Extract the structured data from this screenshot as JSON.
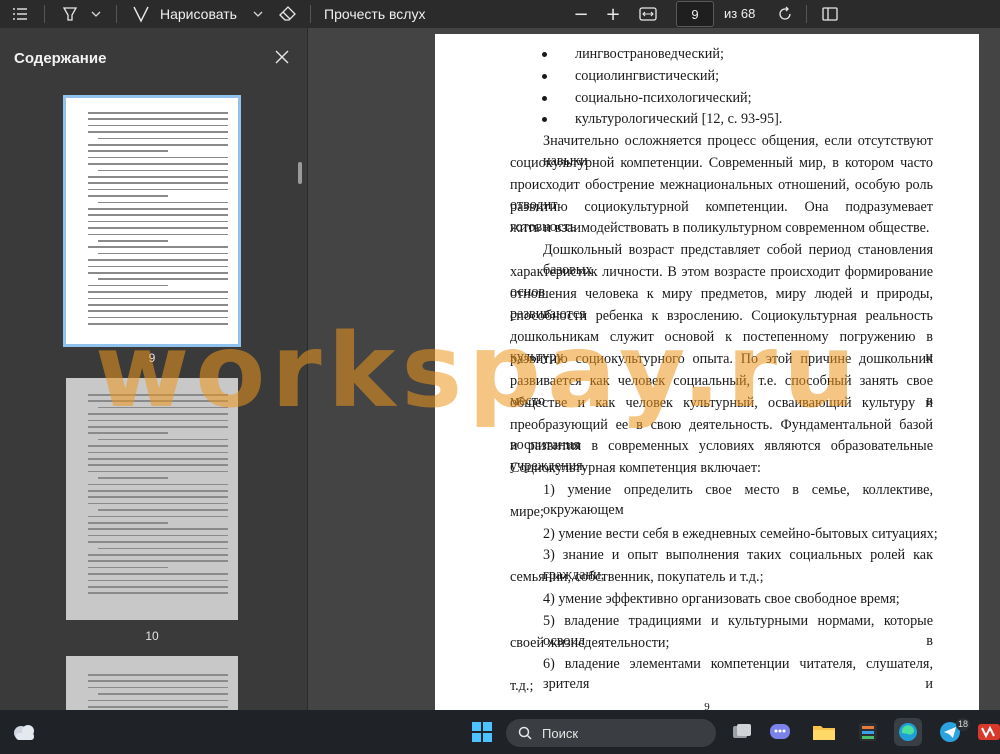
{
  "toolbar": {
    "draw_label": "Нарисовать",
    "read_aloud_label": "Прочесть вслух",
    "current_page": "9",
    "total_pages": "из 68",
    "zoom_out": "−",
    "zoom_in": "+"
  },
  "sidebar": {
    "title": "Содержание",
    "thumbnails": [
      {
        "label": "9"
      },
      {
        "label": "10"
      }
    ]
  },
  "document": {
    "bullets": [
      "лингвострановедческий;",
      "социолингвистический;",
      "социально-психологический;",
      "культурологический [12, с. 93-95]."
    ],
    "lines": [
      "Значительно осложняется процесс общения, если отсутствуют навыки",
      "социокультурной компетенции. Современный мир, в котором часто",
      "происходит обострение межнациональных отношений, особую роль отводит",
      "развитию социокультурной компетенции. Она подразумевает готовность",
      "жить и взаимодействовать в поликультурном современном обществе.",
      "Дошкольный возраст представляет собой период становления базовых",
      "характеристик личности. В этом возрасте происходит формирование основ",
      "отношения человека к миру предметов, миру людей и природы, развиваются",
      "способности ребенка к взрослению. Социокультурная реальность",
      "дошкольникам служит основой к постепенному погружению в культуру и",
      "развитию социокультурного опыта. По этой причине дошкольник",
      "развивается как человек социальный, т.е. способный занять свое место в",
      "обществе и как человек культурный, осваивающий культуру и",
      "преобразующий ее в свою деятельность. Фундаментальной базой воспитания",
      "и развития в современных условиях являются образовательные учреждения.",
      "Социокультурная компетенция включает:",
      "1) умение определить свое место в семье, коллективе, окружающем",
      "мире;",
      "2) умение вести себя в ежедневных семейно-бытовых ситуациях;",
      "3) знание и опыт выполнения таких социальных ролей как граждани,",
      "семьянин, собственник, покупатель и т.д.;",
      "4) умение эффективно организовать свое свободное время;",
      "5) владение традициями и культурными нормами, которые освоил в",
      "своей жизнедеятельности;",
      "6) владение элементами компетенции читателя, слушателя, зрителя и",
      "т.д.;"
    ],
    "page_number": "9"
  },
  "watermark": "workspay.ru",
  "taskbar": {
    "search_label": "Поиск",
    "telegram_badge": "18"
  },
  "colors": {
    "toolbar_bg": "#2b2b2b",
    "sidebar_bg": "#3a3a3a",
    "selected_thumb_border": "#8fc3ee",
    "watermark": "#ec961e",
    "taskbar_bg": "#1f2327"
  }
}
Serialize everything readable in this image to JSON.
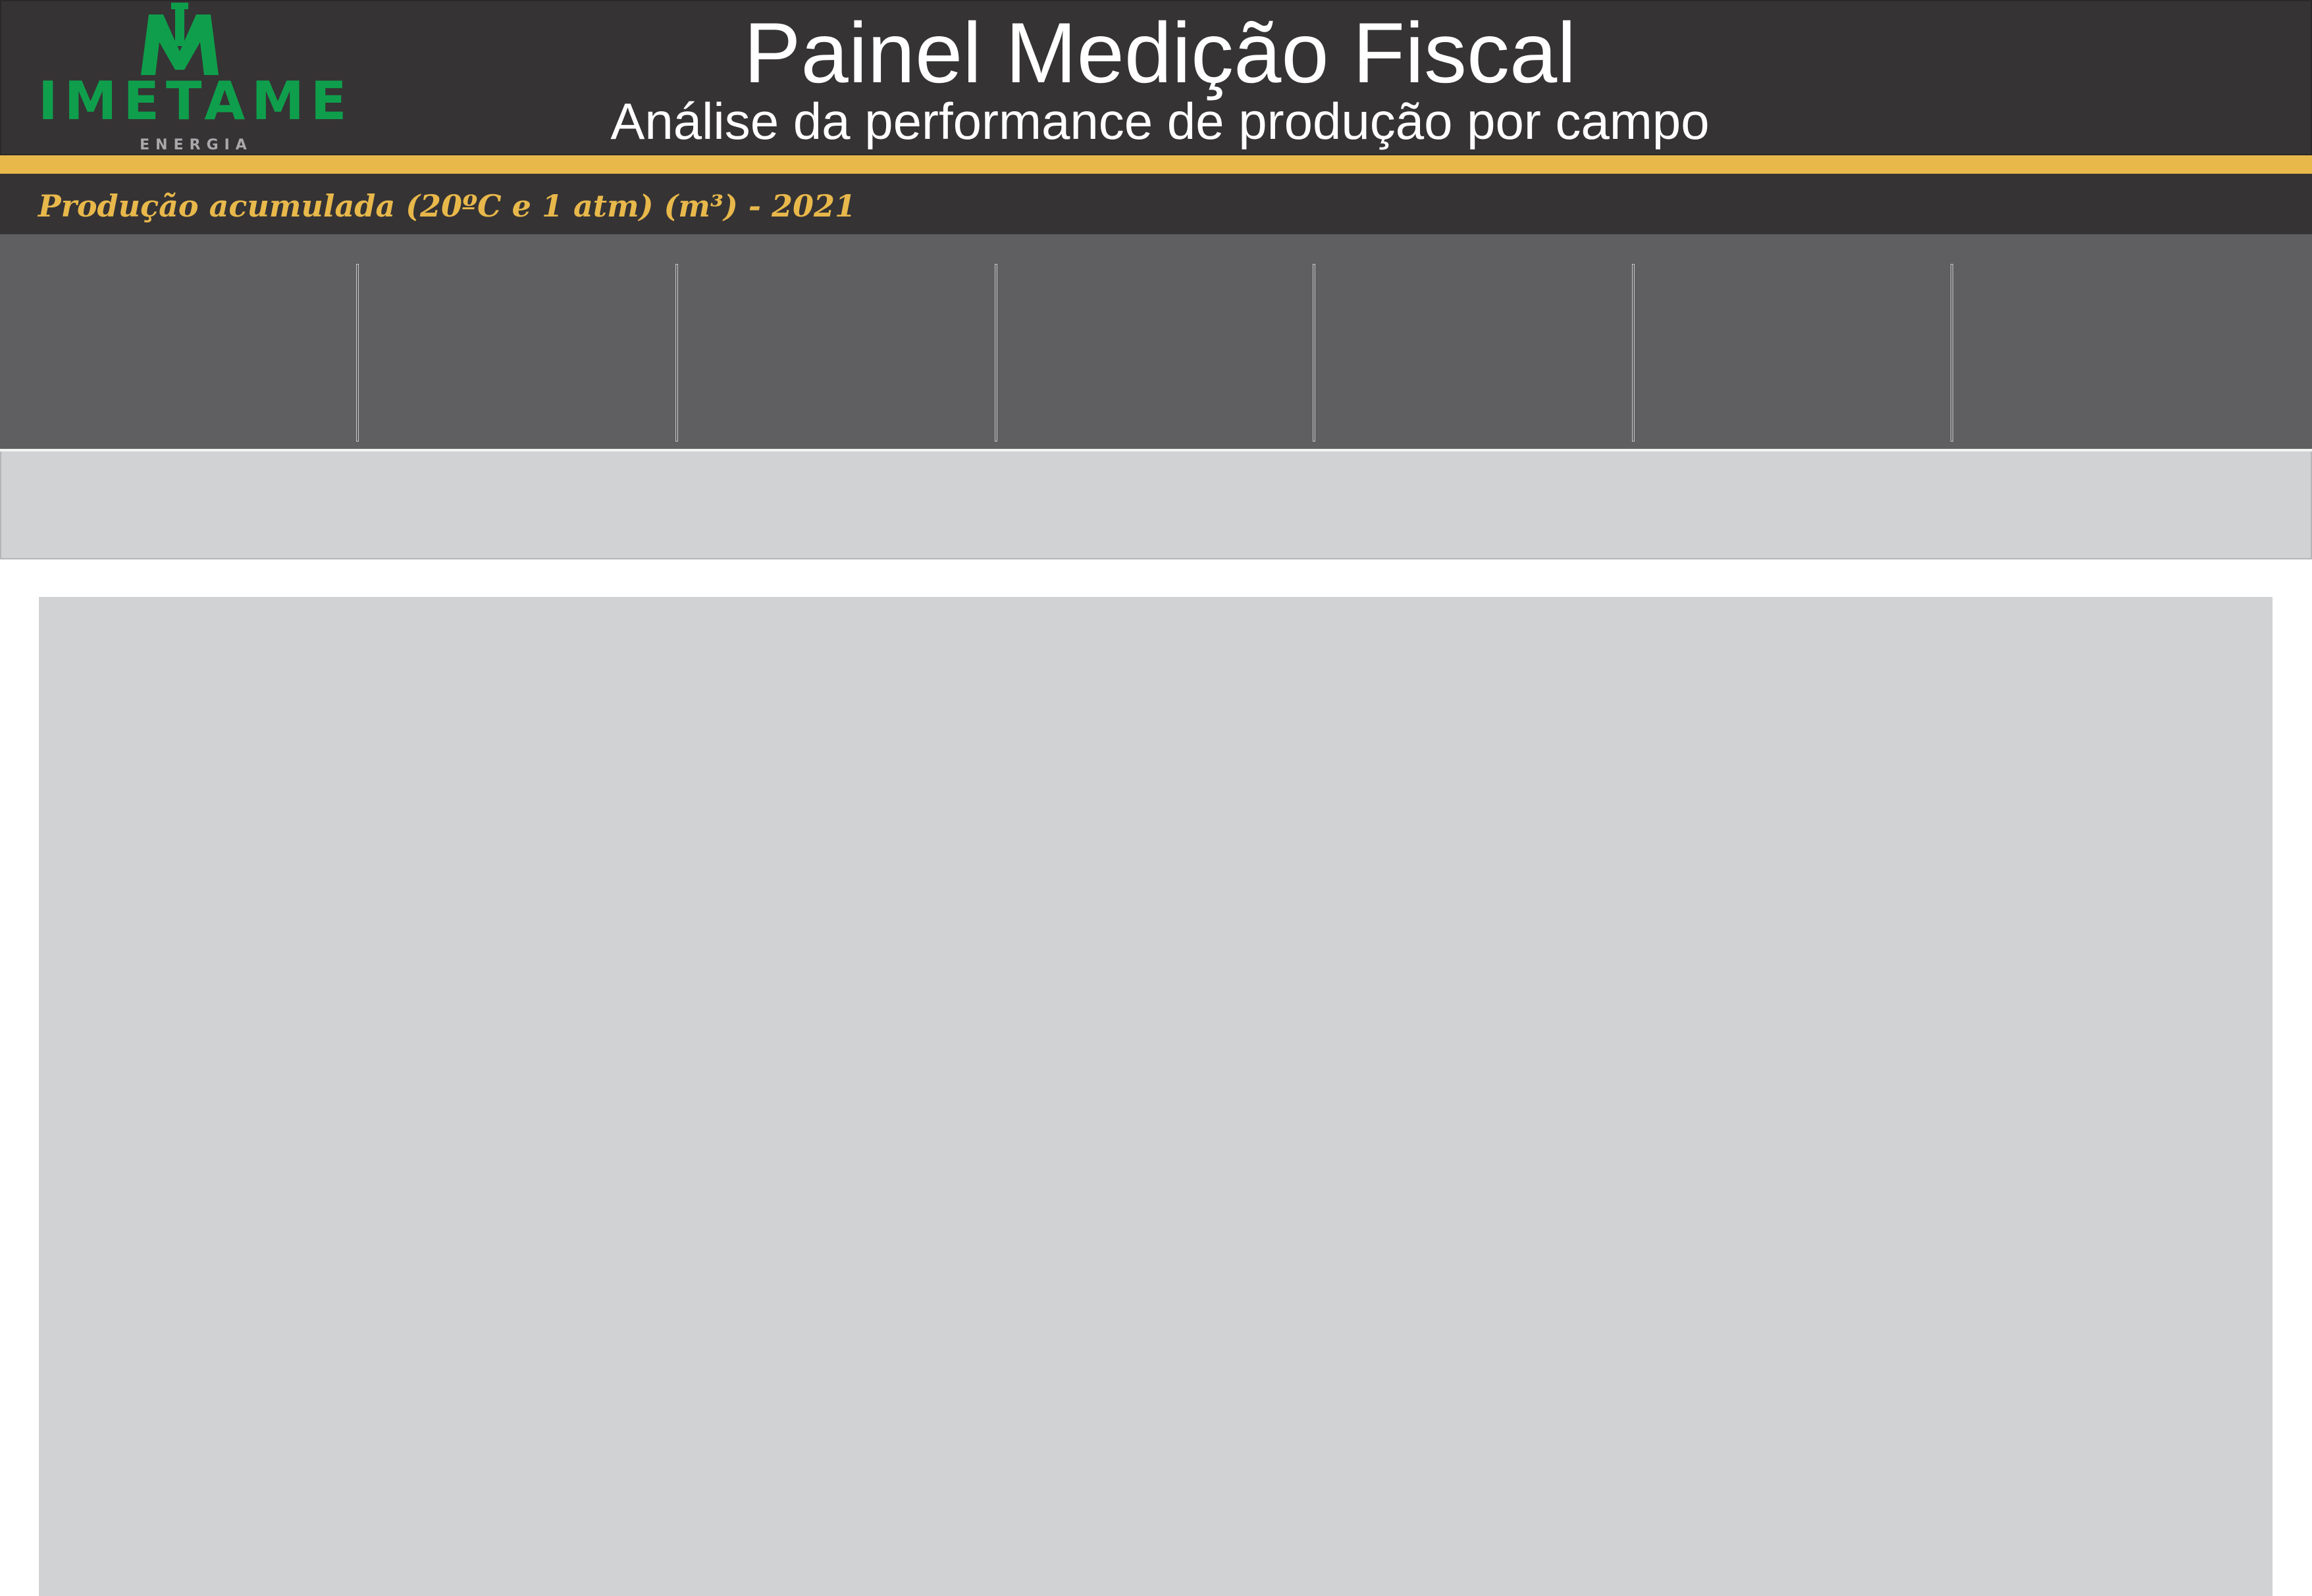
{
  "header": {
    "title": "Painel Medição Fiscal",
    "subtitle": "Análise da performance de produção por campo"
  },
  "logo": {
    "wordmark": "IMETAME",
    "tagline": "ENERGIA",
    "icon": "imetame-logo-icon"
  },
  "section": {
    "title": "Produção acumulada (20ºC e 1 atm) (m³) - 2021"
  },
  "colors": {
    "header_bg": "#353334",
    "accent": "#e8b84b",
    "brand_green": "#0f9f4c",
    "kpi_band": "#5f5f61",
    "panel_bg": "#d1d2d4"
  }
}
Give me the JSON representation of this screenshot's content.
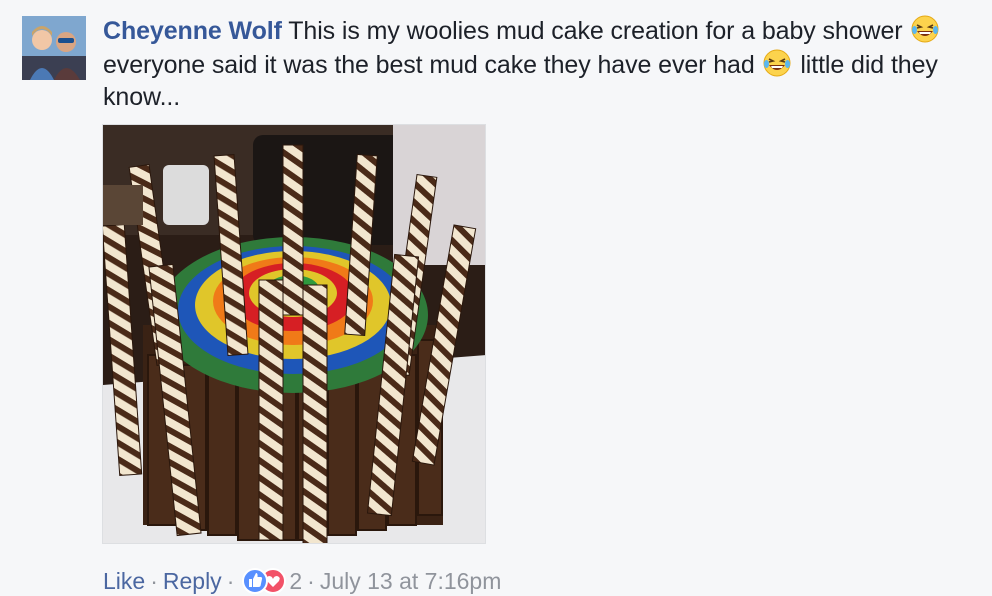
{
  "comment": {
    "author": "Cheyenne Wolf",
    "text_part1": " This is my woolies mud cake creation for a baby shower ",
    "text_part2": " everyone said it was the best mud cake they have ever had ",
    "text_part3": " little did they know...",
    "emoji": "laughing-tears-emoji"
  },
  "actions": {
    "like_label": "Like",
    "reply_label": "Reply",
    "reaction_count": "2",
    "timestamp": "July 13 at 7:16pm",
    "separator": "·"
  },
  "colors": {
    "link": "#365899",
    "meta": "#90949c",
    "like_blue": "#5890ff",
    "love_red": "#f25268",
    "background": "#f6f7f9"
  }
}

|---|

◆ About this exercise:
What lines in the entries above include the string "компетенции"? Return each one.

◆ Response to the task:
      "социокультурной компетенции. Современный мир, в котором часто",
      "развитию социокультурной компетенции. Она подразумевает готовность",
      "6) владение элементами компетенции читателя, слушателя, зрителя и",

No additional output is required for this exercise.